* [Required action] All that is needed is the number of lines in the records that contain the word "page", stated without anything else.

[Saved entries]

★ ★ ★

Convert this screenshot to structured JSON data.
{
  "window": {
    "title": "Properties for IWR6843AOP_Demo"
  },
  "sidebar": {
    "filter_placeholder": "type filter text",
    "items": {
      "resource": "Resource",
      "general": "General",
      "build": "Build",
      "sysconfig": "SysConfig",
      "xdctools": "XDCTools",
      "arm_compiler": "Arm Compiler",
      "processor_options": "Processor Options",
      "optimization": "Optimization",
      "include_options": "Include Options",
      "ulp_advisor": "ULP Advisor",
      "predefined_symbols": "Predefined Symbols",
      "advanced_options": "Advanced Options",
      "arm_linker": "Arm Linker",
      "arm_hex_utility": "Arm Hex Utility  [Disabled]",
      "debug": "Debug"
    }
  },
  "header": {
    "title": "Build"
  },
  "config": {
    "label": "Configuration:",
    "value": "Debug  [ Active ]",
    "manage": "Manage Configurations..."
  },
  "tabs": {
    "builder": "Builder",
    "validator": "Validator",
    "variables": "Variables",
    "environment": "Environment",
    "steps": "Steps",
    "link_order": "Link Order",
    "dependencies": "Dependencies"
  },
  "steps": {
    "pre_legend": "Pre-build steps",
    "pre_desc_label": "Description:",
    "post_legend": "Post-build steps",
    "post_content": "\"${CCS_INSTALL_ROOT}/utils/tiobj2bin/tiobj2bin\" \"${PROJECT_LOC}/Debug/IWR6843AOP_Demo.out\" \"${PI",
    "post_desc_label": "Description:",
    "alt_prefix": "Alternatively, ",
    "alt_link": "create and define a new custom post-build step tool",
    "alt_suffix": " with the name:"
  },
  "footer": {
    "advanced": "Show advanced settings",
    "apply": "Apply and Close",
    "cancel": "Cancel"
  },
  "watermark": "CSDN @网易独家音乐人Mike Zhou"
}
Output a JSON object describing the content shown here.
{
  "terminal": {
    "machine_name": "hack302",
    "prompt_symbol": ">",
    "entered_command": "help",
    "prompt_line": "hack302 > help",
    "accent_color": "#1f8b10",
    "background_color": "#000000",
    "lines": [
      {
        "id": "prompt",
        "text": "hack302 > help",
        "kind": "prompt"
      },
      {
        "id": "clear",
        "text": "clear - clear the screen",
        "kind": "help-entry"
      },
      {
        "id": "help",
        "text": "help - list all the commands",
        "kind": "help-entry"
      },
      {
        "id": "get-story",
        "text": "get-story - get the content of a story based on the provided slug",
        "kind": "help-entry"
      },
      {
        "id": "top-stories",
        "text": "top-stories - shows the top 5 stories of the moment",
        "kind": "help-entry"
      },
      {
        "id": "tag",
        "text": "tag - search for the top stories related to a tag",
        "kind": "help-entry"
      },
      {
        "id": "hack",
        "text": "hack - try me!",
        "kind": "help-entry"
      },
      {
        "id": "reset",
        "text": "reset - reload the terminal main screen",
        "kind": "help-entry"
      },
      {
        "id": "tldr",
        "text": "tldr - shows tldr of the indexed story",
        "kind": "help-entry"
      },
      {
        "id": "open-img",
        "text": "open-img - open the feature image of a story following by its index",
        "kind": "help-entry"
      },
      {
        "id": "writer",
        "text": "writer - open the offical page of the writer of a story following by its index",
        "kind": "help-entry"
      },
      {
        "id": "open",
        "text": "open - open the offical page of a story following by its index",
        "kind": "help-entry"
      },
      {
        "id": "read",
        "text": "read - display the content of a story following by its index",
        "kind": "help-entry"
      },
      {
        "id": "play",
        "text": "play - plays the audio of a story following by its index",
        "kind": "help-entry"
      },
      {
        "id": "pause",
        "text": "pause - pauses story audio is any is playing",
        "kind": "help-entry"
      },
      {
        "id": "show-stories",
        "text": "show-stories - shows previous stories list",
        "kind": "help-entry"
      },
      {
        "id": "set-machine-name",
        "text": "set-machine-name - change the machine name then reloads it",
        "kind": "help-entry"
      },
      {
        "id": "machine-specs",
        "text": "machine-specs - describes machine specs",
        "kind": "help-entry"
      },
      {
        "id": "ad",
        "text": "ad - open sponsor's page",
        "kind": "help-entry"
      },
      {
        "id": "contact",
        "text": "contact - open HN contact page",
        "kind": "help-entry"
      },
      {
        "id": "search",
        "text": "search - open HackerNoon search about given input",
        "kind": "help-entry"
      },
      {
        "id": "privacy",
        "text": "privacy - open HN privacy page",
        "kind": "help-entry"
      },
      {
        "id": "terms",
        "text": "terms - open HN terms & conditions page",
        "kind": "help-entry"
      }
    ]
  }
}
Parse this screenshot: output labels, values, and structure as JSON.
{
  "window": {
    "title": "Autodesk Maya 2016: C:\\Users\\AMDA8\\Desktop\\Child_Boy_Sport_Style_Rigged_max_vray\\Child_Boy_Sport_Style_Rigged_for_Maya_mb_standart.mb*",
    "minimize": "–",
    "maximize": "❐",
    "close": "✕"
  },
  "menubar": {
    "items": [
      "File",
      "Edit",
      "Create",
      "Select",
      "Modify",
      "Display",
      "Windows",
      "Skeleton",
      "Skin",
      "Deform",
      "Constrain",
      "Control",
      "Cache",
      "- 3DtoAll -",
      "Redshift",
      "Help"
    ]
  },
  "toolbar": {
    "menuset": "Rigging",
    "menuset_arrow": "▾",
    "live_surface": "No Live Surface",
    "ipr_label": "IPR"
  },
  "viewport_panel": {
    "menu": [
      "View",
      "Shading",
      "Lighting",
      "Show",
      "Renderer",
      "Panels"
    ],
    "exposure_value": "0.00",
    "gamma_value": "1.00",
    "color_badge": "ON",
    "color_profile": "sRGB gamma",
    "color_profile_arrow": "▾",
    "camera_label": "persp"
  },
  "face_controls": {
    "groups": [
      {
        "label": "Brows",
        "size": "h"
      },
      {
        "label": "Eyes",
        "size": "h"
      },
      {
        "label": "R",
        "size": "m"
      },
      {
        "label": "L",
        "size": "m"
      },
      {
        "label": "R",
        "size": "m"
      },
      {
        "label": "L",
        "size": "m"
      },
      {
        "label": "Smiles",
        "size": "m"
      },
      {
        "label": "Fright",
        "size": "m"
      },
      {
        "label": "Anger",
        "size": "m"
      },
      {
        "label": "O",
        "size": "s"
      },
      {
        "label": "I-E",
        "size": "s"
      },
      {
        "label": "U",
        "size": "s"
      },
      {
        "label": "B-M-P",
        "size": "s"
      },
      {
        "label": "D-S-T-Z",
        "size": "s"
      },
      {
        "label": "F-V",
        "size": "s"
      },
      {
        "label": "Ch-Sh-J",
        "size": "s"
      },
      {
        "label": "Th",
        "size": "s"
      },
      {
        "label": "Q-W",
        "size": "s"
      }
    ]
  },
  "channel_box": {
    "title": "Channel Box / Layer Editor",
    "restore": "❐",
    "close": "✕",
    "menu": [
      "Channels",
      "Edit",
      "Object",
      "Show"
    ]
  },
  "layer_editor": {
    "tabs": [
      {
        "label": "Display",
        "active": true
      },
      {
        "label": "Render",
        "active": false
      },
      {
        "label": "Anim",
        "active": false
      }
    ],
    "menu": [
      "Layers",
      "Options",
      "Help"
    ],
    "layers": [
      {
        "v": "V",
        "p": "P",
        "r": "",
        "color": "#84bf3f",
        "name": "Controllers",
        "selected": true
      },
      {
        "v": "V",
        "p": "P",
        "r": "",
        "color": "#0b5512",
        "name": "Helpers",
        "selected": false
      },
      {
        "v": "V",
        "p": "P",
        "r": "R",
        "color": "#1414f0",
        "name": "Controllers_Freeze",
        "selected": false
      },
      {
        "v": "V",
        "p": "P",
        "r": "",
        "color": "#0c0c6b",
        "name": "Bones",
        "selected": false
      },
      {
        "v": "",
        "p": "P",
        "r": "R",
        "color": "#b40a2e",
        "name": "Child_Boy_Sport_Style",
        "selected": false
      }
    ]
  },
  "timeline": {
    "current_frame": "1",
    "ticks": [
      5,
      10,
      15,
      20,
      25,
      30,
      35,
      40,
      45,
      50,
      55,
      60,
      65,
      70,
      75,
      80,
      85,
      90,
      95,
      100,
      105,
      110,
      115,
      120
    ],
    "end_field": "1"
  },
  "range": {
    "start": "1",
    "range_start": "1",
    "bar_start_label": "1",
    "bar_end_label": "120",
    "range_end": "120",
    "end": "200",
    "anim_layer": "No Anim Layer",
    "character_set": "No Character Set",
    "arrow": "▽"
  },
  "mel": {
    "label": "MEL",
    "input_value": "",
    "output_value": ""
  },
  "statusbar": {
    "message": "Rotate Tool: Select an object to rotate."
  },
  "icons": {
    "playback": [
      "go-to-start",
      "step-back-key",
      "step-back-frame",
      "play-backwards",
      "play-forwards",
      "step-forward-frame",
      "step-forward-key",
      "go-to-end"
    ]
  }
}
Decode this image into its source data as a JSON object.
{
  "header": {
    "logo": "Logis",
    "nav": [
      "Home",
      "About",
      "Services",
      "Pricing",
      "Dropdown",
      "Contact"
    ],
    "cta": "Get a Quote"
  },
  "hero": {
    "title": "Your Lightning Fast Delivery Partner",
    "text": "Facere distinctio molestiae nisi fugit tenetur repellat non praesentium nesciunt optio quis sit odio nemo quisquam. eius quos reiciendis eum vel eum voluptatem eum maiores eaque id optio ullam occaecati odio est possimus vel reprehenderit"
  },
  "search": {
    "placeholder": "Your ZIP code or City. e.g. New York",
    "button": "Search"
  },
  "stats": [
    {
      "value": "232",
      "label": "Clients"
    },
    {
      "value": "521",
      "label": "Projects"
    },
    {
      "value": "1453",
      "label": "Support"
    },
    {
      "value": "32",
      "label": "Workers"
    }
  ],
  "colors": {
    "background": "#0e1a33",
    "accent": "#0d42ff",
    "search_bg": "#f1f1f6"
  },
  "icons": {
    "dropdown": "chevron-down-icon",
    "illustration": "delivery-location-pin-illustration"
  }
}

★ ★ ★

* [Completed task] 6